That we can all understand written English today might be said to be the result of the work of one Kentish man - William Caxton.
It was Caxton who introduced the first printing press to England, establishing his press in Westminster in 1476. The first book he published there was Chaucer's The Canterbury Tales.
Caxton did not invent the press, but rather his work as a merchant and diplomat took him often abroad where he observed the new invention in Cologne.
That has not stopped him being named as one of the BBC's 100 greatest Britons because by mass printing books, Caxton enabled a standardisation of the English language and began a process that allowed literacy to gradually spread across the country.
Prior to Caxton's times, the country was a mess of different dialects giving rise not just differences in spelling, but with actual different words being used from one region to the next.
We can be proud that Caxton was a son of Kent, because we have that on his own authority, since in a preface to his first book, he remarked that he had been born and learnt his English in the Weald of Kent.
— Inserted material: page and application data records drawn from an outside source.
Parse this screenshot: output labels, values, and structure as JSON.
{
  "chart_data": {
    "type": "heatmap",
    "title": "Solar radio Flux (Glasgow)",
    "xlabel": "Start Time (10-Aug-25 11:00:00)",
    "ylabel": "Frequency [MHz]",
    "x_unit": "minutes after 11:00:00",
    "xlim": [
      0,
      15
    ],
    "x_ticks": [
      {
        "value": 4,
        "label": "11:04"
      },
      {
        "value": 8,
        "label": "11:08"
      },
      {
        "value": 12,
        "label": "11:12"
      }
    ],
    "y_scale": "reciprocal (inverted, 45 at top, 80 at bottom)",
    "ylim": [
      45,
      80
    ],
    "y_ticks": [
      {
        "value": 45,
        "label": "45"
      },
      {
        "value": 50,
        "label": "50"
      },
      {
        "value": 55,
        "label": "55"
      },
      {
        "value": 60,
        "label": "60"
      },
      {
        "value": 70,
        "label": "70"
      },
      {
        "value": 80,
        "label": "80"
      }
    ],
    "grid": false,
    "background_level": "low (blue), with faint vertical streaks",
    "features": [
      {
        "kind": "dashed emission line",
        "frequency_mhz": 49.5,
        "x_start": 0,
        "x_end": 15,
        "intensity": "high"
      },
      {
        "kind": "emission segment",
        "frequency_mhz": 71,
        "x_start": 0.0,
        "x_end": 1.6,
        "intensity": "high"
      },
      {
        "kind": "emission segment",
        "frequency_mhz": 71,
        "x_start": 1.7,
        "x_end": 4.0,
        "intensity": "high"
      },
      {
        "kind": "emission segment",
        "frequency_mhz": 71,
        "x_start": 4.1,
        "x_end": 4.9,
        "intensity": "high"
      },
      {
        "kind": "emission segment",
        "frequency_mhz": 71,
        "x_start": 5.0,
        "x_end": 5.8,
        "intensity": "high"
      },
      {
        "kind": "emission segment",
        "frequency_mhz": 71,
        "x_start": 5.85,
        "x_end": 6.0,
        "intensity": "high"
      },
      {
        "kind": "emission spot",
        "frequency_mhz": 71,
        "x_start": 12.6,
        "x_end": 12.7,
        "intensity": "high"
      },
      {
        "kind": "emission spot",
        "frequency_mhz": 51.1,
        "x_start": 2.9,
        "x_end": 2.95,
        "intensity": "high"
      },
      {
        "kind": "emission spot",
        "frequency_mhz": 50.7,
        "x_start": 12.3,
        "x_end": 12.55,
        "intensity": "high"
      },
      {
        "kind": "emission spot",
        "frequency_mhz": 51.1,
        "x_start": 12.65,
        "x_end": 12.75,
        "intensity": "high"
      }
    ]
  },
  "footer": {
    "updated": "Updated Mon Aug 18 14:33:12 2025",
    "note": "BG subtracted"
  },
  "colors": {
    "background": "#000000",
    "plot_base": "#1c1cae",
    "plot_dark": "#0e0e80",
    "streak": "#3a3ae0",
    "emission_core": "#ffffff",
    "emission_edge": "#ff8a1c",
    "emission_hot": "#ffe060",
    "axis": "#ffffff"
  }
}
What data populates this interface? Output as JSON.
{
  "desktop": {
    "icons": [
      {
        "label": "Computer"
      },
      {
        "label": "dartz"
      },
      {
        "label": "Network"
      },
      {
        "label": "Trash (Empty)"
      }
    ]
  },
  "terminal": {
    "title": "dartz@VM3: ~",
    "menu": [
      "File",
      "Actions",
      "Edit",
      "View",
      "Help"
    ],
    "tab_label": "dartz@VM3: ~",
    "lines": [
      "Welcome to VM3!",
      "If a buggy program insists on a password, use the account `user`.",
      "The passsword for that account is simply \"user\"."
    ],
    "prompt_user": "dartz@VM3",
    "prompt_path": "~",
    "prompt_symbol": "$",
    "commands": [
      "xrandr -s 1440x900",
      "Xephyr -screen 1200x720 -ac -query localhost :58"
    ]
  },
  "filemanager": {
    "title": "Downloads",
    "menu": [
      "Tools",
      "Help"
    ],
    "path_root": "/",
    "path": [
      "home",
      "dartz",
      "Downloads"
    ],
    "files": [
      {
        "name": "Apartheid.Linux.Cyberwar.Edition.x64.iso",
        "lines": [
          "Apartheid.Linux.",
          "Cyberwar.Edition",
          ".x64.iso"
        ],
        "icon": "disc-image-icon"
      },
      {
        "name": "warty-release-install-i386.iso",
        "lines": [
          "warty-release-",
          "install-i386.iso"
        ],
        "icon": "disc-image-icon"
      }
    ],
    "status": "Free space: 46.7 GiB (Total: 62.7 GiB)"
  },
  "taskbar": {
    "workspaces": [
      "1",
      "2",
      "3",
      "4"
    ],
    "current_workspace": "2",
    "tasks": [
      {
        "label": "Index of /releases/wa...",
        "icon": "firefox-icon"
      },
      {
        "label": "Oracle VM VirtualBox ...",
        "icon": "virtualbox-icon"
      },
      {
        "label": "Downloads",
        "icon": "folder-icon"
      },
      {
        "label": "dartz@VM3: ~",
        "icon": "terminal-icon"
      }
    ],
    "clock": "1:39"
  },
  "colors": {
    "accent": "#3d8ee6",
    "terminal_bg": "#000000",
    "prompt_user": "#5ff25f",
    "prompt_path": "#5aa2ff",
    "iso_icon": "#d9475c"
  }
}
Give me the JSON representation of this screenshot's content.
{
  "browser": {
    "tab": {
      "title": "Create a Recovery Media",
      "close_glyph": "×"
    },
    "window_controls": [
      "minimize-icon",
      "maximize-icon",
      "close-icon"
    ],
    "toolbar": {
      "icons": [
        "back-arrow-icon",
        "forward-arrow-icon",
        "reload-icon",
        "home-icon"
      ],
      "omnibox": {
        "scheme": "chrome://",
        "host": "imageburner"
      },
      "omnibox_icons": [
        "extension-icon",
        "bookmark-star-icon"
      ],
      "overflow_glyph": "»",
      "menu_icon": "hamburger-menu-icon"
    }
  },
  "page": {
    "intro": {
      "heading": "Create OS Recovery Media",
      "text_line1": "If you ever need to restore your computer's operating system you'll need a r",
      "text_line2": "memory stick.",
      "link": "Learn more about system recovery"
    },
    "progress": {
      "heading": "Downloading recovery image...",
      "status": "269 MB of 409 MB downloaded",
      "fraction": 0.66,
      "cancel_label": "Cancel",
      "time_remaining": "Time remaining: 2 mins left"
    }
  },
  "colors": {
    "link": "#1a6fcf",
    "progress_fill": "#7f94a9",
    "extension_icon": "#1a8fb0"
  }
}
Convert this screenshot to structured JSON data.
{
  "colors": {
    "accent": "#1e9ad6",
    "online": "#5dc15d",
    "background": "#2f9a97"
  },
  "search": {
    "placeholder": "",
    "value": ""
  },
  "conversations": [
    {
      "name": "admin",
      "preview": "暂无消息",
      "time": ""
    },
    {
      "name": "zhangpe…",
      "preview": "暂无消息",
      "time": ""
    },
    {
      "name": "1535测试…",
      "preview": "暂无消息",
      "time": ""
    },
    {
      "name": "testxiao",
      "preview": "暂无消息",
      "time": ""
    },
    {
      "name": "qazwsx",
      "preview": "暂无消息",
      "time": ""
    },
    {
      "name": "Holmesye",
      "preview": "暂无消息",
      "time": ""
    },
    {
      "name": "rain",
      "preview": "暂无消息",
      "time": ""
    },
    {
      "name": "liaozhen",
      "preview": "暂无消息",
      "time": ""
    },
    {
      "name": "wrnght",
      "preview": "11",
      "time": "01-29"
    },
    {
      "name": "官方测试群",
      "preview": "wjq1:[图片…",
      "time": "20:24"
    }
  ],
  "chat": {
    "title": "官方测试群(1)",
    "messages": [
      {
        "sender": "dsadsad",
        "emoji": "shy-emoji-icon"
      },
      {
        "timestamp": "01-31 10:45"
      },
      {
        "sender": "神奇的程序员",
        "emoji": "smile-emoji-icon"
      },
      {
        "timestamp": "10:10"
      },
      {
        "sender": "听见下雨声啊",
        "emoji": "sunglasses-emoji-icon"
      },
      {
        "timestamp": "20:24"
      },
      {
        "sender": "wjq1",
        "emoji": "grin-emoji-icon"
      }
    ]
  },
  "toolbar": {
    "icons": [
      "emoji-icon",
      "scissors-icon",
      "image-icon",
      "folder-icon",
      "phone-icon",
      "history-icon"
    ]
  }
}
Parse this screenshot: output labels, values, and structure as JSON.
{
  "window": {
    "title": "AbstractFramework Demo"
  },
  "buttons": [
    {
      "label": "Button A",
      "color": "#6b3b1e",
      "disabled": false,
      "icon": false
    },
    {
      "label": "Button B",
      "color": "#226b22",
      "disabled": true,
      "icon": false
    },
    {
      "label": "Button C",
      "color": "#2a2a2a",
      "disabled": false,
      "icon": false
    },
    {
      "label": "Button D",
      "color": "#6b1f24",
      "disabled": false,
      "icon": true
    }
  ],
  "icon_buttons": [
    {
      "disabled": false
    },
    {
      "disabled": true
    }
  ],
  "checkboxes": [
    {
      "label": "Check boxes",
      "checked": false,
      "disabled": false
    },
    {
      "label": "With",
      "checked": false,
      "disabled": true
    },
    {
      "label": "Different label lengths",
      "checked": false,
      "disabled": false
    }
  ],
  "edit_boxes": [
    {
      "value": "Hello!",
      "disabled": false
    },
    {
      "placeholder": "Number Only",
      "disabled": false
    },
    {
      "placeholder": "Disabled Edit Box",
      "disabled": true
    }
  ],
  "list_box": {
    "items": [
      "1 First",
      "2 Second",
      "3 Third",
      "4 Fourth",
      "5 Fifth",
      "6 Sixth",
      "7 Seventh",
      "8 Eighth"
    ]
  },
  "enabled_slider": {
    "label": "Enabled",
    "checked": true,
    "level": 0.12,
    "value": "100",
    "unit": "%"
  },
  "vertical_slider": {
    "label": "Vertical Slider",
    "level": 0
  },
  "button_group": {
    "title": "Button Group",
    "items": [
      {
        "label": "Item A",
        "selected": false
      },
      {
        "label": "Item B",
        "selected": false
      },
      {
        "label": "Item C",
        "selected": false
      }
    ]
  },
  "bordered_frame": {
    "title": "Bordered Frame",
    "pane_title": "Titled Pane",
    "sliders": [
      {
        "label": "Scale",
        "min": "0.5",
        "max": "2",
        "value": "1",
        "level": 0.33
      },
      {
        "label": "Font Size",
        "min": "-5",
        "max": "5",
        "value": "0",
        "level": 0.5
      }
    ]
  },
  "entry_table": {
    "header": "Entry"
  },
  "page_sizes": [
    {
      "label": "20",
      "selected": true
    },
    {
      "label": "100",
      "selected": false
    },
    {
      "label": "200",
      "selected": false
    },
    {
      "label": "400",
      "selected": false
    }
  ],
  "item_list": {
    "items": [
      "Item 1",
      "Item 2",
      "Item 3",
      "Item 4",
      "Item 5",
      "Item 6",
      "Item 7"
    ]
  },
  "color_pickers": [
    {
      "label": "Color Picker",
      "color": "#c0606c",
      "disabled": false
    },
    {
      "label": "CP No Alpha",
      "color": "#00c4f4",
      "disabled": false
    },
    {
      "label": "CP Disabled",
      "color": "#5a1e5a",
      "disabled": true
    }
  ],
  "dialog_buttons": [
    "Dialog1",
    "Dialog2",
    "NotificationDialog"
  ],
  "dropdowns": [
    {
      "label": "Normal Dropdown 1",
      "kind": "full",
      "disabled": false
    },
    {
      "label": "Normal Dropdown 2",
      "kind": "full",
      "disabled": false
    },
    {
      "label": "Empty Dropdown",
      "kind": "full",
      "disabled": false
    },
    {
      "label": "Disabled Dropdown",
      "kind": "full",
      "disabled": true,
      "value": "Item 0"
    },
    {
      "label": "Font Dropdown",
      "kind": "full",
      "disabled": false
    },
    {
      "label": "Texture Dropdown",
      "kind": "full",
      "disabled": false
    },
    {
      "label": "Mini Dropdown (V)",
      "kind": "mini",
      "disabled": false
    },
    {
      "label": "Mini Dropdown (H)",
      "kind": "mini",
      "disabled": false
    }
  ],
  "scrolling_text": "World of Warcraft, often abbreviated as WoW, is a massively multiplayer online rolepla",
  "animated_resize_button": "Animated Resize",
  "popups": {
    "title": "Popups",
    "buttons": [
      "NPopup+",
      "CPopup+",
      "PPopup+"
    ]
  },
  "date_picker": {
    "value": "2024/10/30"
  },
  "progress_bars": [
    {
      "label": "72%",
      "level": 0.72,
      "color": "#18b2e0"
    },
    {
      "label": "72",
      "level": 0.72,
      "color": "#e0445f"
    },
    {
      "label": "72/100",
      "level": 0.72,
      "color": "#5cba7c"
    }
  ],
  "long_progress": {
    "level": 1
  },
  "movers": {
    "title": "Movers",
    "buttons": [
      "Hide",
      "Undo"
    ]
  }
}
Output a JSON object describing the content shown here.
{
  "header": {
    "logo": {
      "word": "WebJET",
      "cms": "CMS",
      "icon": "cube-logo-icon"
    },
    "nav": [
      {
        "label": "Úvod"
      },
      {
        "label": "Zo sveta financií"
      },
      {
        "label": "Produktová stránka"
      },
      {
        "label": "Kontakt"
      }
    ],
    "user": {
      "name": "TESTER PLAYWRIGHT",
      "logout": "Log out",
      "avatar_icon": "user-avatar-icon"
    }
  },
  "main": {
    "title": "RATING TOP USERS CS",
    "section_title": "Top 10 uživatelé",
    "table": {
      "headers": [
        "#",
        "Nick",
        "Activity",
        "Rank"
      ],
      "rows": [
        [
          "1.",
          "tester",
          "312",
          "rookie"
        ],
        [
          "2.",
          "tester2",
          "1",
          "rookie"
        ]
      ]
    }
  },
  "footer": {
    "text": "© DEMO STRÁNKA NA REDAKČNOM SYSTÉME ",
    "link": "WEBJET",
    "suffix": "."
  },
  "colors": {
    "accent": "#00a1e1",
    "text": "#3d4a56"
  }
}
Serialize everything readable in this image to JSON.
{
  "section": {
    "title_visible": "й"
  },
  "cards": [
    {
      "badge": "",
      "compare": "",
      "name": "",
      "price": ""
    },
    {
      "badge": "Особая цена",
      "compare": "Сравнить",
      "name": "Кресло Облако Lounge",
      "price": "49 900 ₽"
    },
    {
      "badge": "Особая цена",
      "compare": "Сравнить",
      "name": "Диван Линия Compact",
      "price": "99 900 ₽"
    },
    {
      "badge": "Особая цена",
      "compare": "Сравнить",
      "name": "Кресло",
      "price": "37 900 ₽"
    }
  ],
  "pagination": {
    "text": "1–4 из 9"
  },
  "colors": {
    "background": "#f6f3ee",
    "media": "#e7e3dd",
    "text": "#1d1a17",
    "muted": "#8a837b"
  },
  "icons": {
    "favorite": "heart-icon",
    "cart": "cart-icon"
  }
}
Annoyingly his exact place of birth is uncertain. Even the year is not known - though the best guess is that he was born around 1420 - others say 1415.
Three places in Kent claim the honour of being his birthplace: Tenterden, Hadlow and Sevenoaks Weald
Hadlow has an ancient seat, Caustons Manor, which is known to have been owned by the Caxton family, and until 1936, when it was pulled down, locals would even point out to you the house where they say William Caxton was born.
Tenterden on the other hand has court records of one Thomas Caxton and his wife Joan, who they claim is William's father. (Others say his parents were Philip and Dionisia.)
To cement their claim, Tenterden has named a pub there The William Caxton and a local road is Caxton Close.
Sevenoaks Weald, however, also has an old house (incidentally once occupied by Vita Sackville-West and her husband Harold Nicholson in the 1920s before they moved to Sissinghurst Castle) called the Long Barn, where they say William Caxton lived.
Perhaps one day, some evidence will be found that will determine who is right.
Caxton died in London in 1491 and is buried at St Margaret’s Church, in Westminster.